Recent groundbreaking work by Shinya Yamanaka and his colleagues introduced the "induced pluripotent stem (iPS) cell" technology, a tantalizing new method generating genetically matched pluripotent stem cells without embryo destruction. To fully utilize this revolutionary technique, we propose to further advance this method by establishing a human iPS screening/monitoring system, and to generate and characterize multiple iPS lines from healthy and ADHD subjects. This approach will advance the iPS cell technology and provide a platform for investigating the biological and molecular mechanisms underlying ADHD pathogenesis.

Agency
National Institute of Health (NIH)
Institute
National Institute of Mental Health (NIMH)
Type
Exploratory/Developmental Grants Phase II (R33)
Project #
5R33MH087903-04
Application #
8324016
Study Section
Special Emphasis Panel (ZMH1-ERB-M (02))
Program Officer
Panchision, David M
Project Start
2009-09-30
Project End
2013-09-30
Budget Start
2012-07-01
Budget End
2013-09-30
Support Year
4
Fiscal Year
2012
Total Cost
$389,141

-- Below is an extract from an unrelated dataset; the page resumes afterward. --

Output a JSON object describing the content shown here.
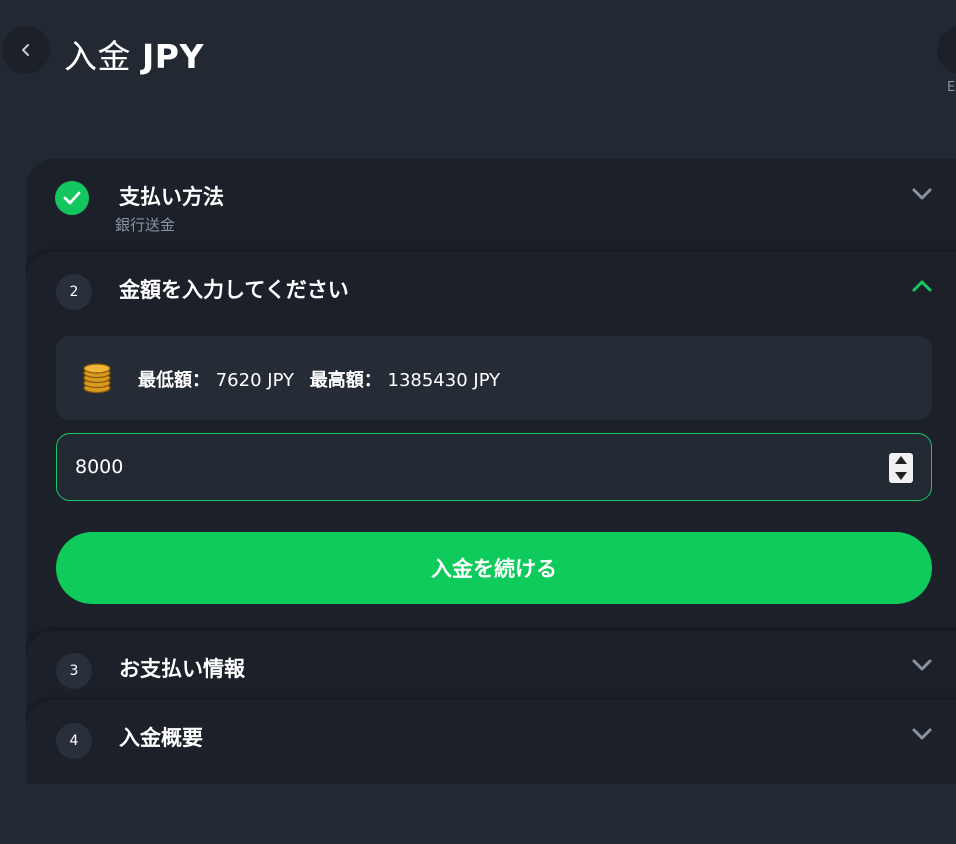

Indirect Cost
$142,849
Name
Mclean Hospital
Department
Type
DUNS #
046514535
City
Belmont
State
MA
Country
United States
Zip Code
02478

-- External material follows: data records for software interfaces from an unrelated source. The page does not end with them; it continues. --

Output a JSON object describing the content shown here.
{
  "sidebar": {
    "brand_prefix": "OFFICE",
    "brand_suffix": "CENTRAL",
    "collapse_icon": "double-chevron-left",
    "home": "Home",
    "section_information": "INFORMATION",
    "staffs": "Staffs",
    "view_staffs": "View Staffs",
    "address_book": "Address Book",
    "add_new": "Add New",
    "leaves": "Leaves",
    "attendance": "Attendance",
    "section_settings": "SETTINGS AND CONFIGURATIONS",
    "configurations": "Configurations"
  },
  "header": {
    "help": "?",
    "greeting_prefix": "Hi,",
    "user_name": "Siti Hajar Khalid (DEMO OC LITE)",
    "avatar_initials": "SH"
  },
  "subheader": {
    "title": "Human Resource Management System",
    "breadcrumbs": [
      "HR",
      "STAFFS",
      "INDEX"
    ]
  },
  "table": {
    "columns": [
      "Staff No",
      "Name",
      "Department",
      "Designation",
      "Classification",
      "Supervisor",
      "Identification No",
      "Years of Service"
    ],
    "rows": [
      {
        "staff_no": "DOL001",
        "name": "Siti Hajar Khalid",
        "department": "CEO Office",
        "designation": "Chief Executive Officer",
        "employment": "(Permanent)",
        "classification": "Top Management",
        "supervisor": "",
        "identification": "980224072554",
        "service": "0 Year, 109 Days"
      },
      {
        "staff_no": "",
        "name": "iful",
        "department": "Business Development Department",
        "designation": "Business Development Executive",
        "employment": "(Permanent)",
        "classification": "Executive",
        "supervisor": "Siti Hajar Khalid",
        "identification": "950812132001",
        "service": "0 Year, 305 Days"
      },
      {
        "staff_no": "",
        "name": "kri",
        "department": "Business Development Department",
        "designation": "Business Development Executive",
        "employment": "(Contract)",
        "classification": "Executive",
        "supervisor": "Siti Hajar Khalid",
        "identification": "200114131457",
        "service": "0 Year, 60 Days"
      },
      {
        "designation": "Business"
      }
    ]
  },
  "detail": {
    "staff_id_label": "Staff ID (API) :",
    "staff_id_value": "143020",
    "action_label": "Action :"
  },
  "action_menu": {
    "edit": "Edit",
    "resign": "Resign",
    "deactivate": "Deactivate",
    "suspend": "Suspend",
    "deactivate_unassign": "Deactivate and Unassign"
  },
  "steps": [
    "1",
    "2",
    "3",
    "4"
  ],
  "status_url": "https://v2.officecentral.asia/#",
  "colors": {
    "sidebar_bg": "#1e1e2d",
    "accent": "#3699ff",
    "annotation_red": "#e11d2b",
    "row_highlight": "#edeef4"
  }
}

Park, Hansoo; Kim, Dohoon; Kim, Chun-Hyung et al. (2014) Increased genomic integrity of an improved protein-based mouse induced pluripotent stem cell method compared with current viral-induced strategies. Stem Cells Transl Med 3:599-609
Kim, Tae-Gon; Yao, Ruiqin; Monnell, Travis et al. (2014) Efficient specification of interneurons from human pluripotent stem cells by dorsoventral and rostrocaudal modulation. Stem Cells 32:1789-804

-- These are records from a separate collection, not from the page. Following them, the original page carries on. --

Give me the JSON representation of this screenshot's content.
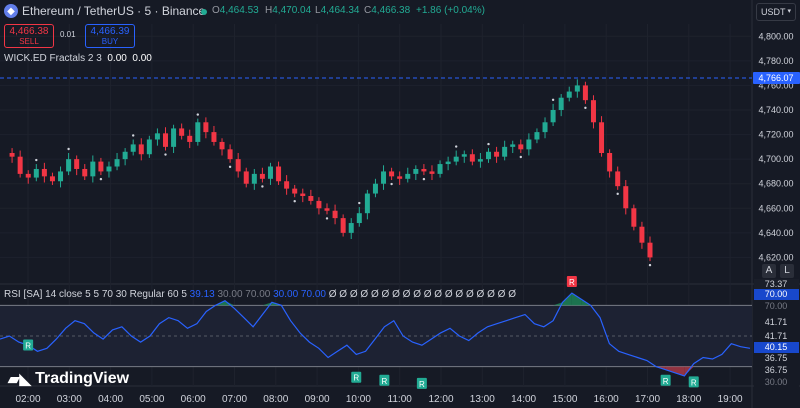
{
  "header": {
    "symbol": "Ethereum / TetherUS · 5 · Binance",
    "ohlc": [
      {
        "k": "O",
        "v": "4,464.53"
      },
      {
        "k": "H",
        "v": "4,470.04"
      },
      {
        "k": "L",
        "v": "4,464.34"
      },
      {
        "k": "C",
        "v": "4,466.38"
      }
    ],
    "change": "+1.86 (+0.04%)"
  },
  "trade": {
    "sell_price": "4,466.38",
    "sell_label": "SELL",
    "spread": "0.01",
    "buy_price": "4,466.39",
    "buy_label": "BUY"
  },
  "indicator": {
    "fractals": "WICK.ED Fractals 2 3",
    "fractal_v1": "0.00",
    "fractal_v2": "0.00"
  },
  "currency_selector": "USDT",
  "scale_buttons": {
    "auto": "A",
    "log": "L"
  },
  "rsi_legend": {
    "name": "RSI [SA] 14 close 5 5 70 30 Regular 60 5",
    "values": [
      "39.13",
      "30.00",
      "70.00",
      "30.00",
      "70.00"
    ],
    "zeros": "Ø Ø Ø Ø Ø Ø Ø Ø Ø Ø Ø Ø Ø Ø Ø Ø Ø Ø"
  },
  "brand": "TradingView",
  "price_axis": [
    "4,800.00",
    "4,780.00",
    "4,760.00",
    "4,740.00",
    "4,720.00",
    "4,700.00",
    "4,680.00",
    "4,660.00",
    "4,640.00",
    "4,620.00"
  ],
  "price_highlight": "4,766.07",
  "rsi_axis_labels": [
    {
      "text": "73.37",
      "color": "#1a1e29",
      "fg": "#d1d4dc"
    },
    {
      "text": "70.00",
      "color": "#1848cc",
      "fg": "#ffffff"
    },
    {
      "text": "70.00",
      "color": "#161a25",
      "fg": "#787b86"
    },
    {
      "text": "41.71",
      "color": "#161a25",
      "fg": "#d1d4dc"
    },
    {
      "text": "41.71",
      "color": "#161a25",
      "fg": "#d1d4dc"
    },
    {
      "text": "40.15",
      "color": "#1848cc",
      "fg": "#ffffff"
    },
    {
      "text": "36.75",
      "color": "#161a25",
      "fg": "#d1d4dc"
    },
    {
      "text": "36.75",
      "color": "#161a25",
      "fg": "#d1d4dc"
    },
    {
      "text": "30.00",
      "color": "#161a25",
      "fg": "#787b86"
    }
  ],
  "time_axis": [
    "02:00",
    "03:00",
    "04:00",
    "05:00",
    "06:00",
    "07:00",
    "08:00",
    "09:00",
    "10:00",
    "11:00",
    "12:00",
    "13:00",
    "14:00",
    "15:00",
    "16:00",
    "17:00",
    "18:00",
    "19:00"
  ],
  "signal_labels": [
    "R",
    "R",
    "R",
    "R",
    "R",
    "R",
    "R"
  ],
  "colors": {
    "up": "#22ab94",
    "down": "#f23645",
    "rsi": "#2962ff",
    "bg": "#161a25"
  },
  "chart_data": {
    "type": "line",
    "price_path": [
      4705,
      4702,
      4688,
      4685,
      4692,
      4686,
      4682,
      4690,
      4700,
      4692,
      4686,
      4698,
      4690,
      4694,
      4700,
      4706,
      4712,
      4704,
      4716,
      4721,
      4710,
      4725,
      4719,
      4714,
      4730,
      4722,
      4714,
      4708,
      4700,
      4690,
      4680,
      4688,
      4684,
      4694,
      4682,
      4676,
      4672,
      4670,
      4666,
      4660,
      4658,
      4652,
      4640,
      4648,
      4656,
      4672,
      4680,
      4690,
      4686,
      4684,
      4688,
      4692,
      4690,
      4688,
      4696,
      4698,
      4702,
      4704,
      4698,
      4700,
      4706,
      4702,
      4710,
      4712,
      4708,
      4716,
      4722,
      4730,
      4740,
      4750,
      4755,
      4760,
      4748,
      4730,
      4705,
      4690,
      4678,
      4660,
      4645,
      4632,
      4620
    ],
    "price_range": [
      4600,
      4810
    ],
    "rsi_path": [
      48,
      50,
      46,
      44,
      40,
      42,
      48,
      55,
      60,
      58,
      52,
      48,
      54,
      56,
      50,
      46,
      50,
      58,
      62,
      60,
      55,
      58,
      66,
      70,
      73,
      68,
      62,
      56,
      64,
      72,
      70,
      60,
      52,
      46,
      42,
      36,
      40,
      44,
      38,
      40,
      48,
      56,
      60,
      50,
      46,
      44,
      48,
      52,
      55,
      50,
      47,
      52,
      56,
      58,
      60,
      62,
      64,
      58,
      56,
      60,
      72,
      78,
      74,
      70,
      62,
      45,
      40,
      38,
      36,
      34,
      30,
      28,
      26,
      24,
      32,
      36,
      35,
      38,
      45,
      43,
      42
    ],
    "rsi_range": [
      20,
      80
    ],
    "rsi_levels": [
      70,
      30
    ]
  }
}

Kim, Kyoung-Shim; Kang, Young-Mi; Kang, Young et al. (2014) Pitx3 deficient mice as a genetic animal model of co-morbid depressive disorder and parkinsonism. Brain Res 1552:72-81
Chung, Sangmi; Moon, Jisook; Kim, Kwang-Soo (2014) Improvement of neurological dysfunctions in aphakia mice, a model of Parkinson's disease, after transplantation of ES cell-derived dopaminergic neuronal precursors. Methods Mol Biol 1213:285-91
Moon, Jisook; Lee, Hyun-Seob; Kang, Jun Mo et al. (2013) Stem cell grafting improves both motor and cognitive impairments in a genetic model of Parkinson's disease, the aphakia (ak) mouse. Cell Transplant 22:1263-79
Park, Kyung-Soon; Cha, Young; Kim, Chun-Hyung et al. (2013) Transcription elongation factor Tcea3 regulates the pluripotent differentiation potential of mouse embryonic stem cells via the Lefty1-Nodal-Smad2 pathway. Stem Cells 31:282-92
Vasudevan, Anju; Won, Chungkil; Li, Suyan et al. (2012) Dopaminergic neurons modulate GABA neuron migration in the embryonic midbrain. Development 139:3136-41
Chung, Sangmi; Kim, Chun-Hyung; Kim, Kwang-Soo (2012) Lmx1a regulates dopamine transporter gene expression during ES cell differentiation and mouse embryonic development. J Neurochem 122:244-50
Hong, Seok Jong; Huh, Yang Hoon; Leung, Amanda et al. (2011) Transcription factor AP-2β regulates the neurotransmitter phenotype and maturation of chromaffin cells. Mol Cell Neurosci 46:245-51
Chung, Sangmi; Moon, Jung-Il; Leung, Amanda et al. (2011) ES cell-derived renewable and functional midbrain dopaminergic progenitors. Proc Natl Acad Sci U S A 108:9703-8

Showing the most recent 10 out of 16 publications